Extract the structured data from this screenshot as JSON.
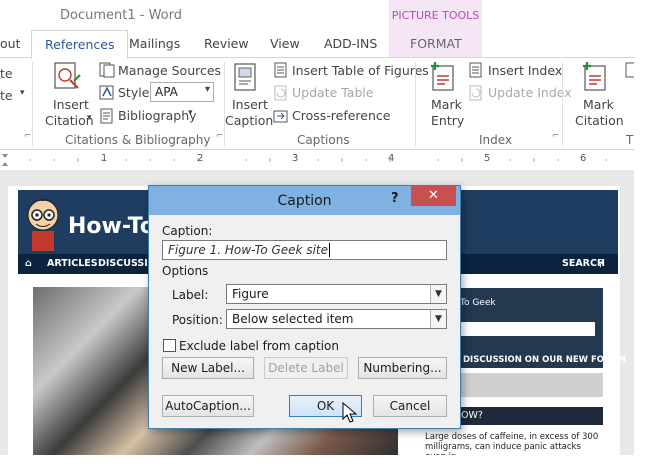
{
  "window": {
    "title": "Document1 - Word",
    "context_group": "PICTURE TOOLS"
  },
  "tabs": [
    {
      "label": "out"
    },
    {
      "label": "References"
    },
    {
      "label": "Mailings"
    },
    {
      "label": "Review"
    },
    {
      "label": "View"
    },
    {
      "label": "ADD-INS"
    },
    {
      "label": "FORMAT"
    }
  ],
  "ribbon": {
    "left_cut_1": "te",
    "left_cut_2": "te",
    "insert_citation_1": "Insert",
    "insert_citation_2": "Citation",
    "manage_sources": "Manage Sources",
    "style_label": "Style:",
    "style_value": "APA",
    "bibliography": "Bibliography",
    "group_citations": "Citations & Bibliography",
    "insert_caption_1": "Insert",
    "insert_caption_2": "Caption",
    "insert_table_of_figures": "Insert Table of Figures",
    "update_table": "Update Table",
    "cross_reference": "Cross-reference",
    "group_captions": "Captions",
    "mark_entry_1": "Mark",
    "mark_entry_2": "Entry",
    "insert_index": "Insert Index",
    "update_index": "Update Index",
    "group_index": "Index",
    "mark_citation_1": "Mark",
    "mark_citation_2": "Citation",
    "group_cut": "T"
  },
  "ruler": {
    "marks": [
      "1",
      "2",
      "3",
      "4",
      "5",
      "6"
    ]
  },
  "background_page": {
    "site_name": "How-To G",
    "nav_articles": "ARTICLES",
    "nav_discussion": "DISCUSSION",
    "nav_search": "SEARCH",
    "side_title": "To Geek",
    "side_forum": "DISCUSSION ON OUR NEW FORUM",
    "side_how": "OW?",
    "side_body": "Large doses of caffeine, in excess of 300 milligrams, can induce panic attacks even in"
  },
  "dialog": {
    "title": "Caption",
    "help": "?",
    "close": "✕",
    "caption_label": "Caption:",
    "caption_value": "Figure 1. How-To Geek site",
    "options_label": "Options",
    "label_label": "Label:",
    "label_value": "Figure",
    "position_label": "Position:",
    "position_value": "Below selected item",
    "exclude_label": "Exclude label from caption",
    "new_label_button": "New Label...",
    "delete_label_button": "Delete Label",
    "numbering_button": "Numbering...",
    "autocaption_button": "AutoCaption...",
    "ok_button": "OK",
    "cancel_button": "Cancel"
  },
  "colors": {
    "accent": "#2b579a",
    "context_tab": "#b44bb8",
    "dialog_titlebar": "#7fb2e2",
    "close_button": "#c75050"
  }
}
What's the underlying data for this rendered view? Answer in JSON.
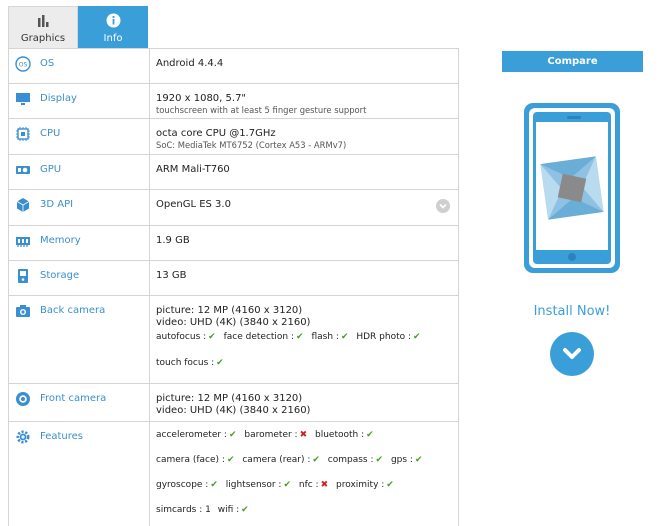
{
  "tabs": [
    {
      "label": "Graphics",
      "icon": "bar-chart-icon"
    },
    {
      "label": "Info",
      "icon": "info-icon"
    }
  ],
  "specs": {
    "os": {
      "label": "OS",
      "value": "Android 4.4.4"
    },
    "display": {
      "label": "Display",
      "value": "1920 x 1080, 5.7\"",
      "sub": "touchscreen with at least 5 finger gesture support"
    },
    "cpu": {
      "label": "CPU",
      "value": "octa core CPU @1.7GHz",
      "sub": "SoC: MediaTek MT6752 (Cortex A53 - ARMv7)"
    },
    "gpu": {
      "label": "GPU",
      "value": "ARM Mali-T760"
    },
    "api": {
      "label": "3D API",
      "value": "OpenGL ES 3.0"
    },
    "memory": {
      "label": "Memory",
      "value": "1.9 GB"
    },
    "storage": {
      "label": "Storage",
      "value": "13 GB"
    },
    "back_camera": {
      "label": "Back camera",
      "picture": "picture: 12 MP (4160 x 3120)",
      "video": "video: UHD (4K) (3840 x 2160)",
      "features": [
        "autofocus :",
        "face detection :",
        "flash :",
        "HDR photo :"
      ],
      "touch_focus": "touch focus :"
    },
    "front_camera": {
      "label": "Front camera",
      "picture": "picture: 12 MP (4160 x 3120)",
      "video": "video: UHD (4K) (3840 x 2160)"
    },
    "features": {
      "label": "Features",
      "items": [
        {
          "name": "accelerometer :",
          "ok": true
        },
        {
          "name": "barometer :",
          "ok": false
        },
        {
          "name": "bluetooth :",
          "ok": true
        },
        {
          "name": "camera (face) :",
          "ok": true
        },
        {
          "name": "camera (rear) :",
          "ok": true
        },
        {
          "name": "compass :",
          "ok": true
        },
        {
          "name": "gps :",
          "ok": true
        },
        {
          "name": "gyroscope :",
          "ok": true
        },
        {
          "name": "lightsensor :",
          "ok": true
        },
        {
          "name": "nfc :",
          "ok": false
        },
        {
          "name": "proximity :",
          "ok": true
        },
        {
          "name": "simcards : 1",
          "ok": null
        },
        {
          "name": "wifi :",
          "ok": true
        }
      ]
    }
  },
  "sidebar": {
    "compare_label": "Compare",
    "install_label": "Install Now!"
  },
  "colors": {
    "accent": "#3a9fd8",
    "label": "#3a8fd0",
    "ok": "#4a9a2a",
    "no": "#cc2222"
  }
}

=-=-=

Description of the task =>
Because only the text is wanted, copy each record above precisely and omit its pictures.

Exercise solution =>
Extract the structured data from this screenshot as JSON.
{
  "window": {
    "title": "Document1 - Word",
    "context_group": "PICTURE TOOLS"
  },
  "tabs": [
    {
      "label": "out"
    },
    {
      "label": "References"
    },
    {
      "label": "Mailings"
    },
    {
      "label": "Review"
    },
    {
      "label": "View"
    },
    {
      "label": "ADD-INS"
    },
    {
      "label": "FORMAT"
    }
  ],
  "ribbon": {
    "left_cut_1": "te",
    "left_cut_2": "te",
    "insert_citation_1": "Insert",
    "insert_citation_2": "Citation",
    "manage_sources": "Manage Sources",
    "style_label": "Style:",
    "style_value": "APA",
    "bibliography": "Bibliography",
    "group_citations": "Citations & Bibliography",
    "insert_caption_1": "Insert",
    "insert_caption_2": "Caption",
    "insert_table_of_figures": "Insert Table of Figures",
    "update_table": "Update Table",
    "cross_reference": "Cross-reference",
    "group_captions": "Captions",
    "mark_entry_1": "Mark",
    "mark_entry_2": "Entry",
    "insert_index": "Insert Index",
    "update_index": "Update Index",
    "group_index": "Index",
    "mark_citation_1": "Mark",
    "mark_citation_2": "Citation",
    "group_cut": "T"
  },
  "ruler": {
    "marks": [
      "1",
      "2",
      "3",
      "4",
      "5",
      "6"
    ]
  },
  "background_page": {
    "site_name": "How-To G",
    "nav_articles": "ARTICLES",
    "nav_discussion": "DISCUSSION",
    "nav_search": "SEARCH",
    "side_title": "To Geek",
    "side_forum": "DISCUSSION ON OUR NEW FORUM",
    "side_how": "OW?",
    "side_body": "Large doses of caffeine, in excess of 300 milligrams, can induce panic attacks even in"
  },
  "dialog": {
    "title": "Caption",
    "help": "?",
    "close": "✕",
    "caption_label": "Caption:",
    "caption_value": "Figure 1. How-To Geek site",
    "options_label": "Options",
    "label_label": "Label:",
    "label_value": "Figure",
    "position_label": "Position:",
    "position_value": "Below selected item",
    "exclude_label": "Exclude label from caption",
    "new_label_button": "New Label...",
    "delete_label_button": "Delete Label",
    "numbering_button": "Numbering...",
    "autocaption_button": "AutoCaption...",
    "ok_button": "OK",
    "cancel_button": "Cancel"
  },
  "colors": {
    "accent": "#2b579a",
    "context_tab": "#b44bb8",
    "dialog_titlebar": "#7fb2e2",
    "close_button": "#c75050"
  }
}
What's the underlying data for this rendered view? Answer in JSON.
{
  "tabs": [
    {
      "label": "Graphics",
      "icon": "bar-chart-icon"
    },
    {
      "label": "Info",
      "icon": "info-icon"
    }
  ],
  "specs": {
    "os": {
      "label": "OS",
      "value": "Android 4.4.4"
    },
    "display": {
      "label": "Display",
      "value": "1920 x 1080, 5.7\"",
      "sub": "touchscreen with at least 5 finger gesture support"
    },
    "cpu": {
      "label": "CPU",
      "value": "octa core CPU @1.7GHz",
      "sub": "SoC: MediaTek MT6752 (Cortex A53 - ARMv7)"
    },
    "gpu": {
      "label": "GPU",
      "value": "ARM Mali-T760"
    },
    "api": {
      "label": "3D API",
      "value": "OpenGL ES 3.0"
    },
    "memory": {
      "label": "Memory",
      "value": "1.9 GB"
    },
    "storage": {
      "label": "Storage",
      "value": "13 GB"
    },
    "back_camera": {
      "label": "Back camera",
      "picture": "picture: 12 MP (4160 x 3120)",
      "video": "video: UHD (4K) (3840 x 2160)",
      "features": [
        "autofocus :",
        "face detection :",
        "flash :",
        "HDR photo :"
      ],
      "touch_focus": "touch focus :"
    },
    "front_camera": {
      "label": "Front camera",
      "picture": "picture: 12 MP (4160 x 3120)",
      "video": "video: UHD (4K) (3840 x 2160)"
    },
    "features": {
      "label": "Features",
      "items": [
        {
          "name": "accelerometer :",
          "ok": true
        },
        {
          "name": "barometer :",
          "ok": false
        },
        {
          "name": "bluetooth :",
          "ok": true
        },
        {
          "name": "camera (face) :",
          "ok": true
        },
        {
          "name": "camera (rear) :",
          "ok": true
        },
        {
          "name": "compass :",
          "ok": true
        },
        {
          "name": "gps :",
          "ok": true
        },
        {
          "name": "gyroscope :",
          "ok": true
        },
        {
          "name": "lightsensor :",
          "ok": true
        },
        {
          "name": "nfc :",
          "ok": false
        },
        {
          "name": "proximity :",
          "ok": true
        },
        {
          "name": "simcards : 1",
          "ok": null
        },
        {
          "name": "wifi :",
          "ok": true
        }
      ]
    }
  },
  "sidebar": {
    "compare_label": "Compare",
    "install_label": "Install Now!"
  },
  "colors": {
    "accent": "#3a9fd8",
    "label": "#3a8fd0",
    "ok": "#4a9a2a",
    "no": "#cc2222"
  }
}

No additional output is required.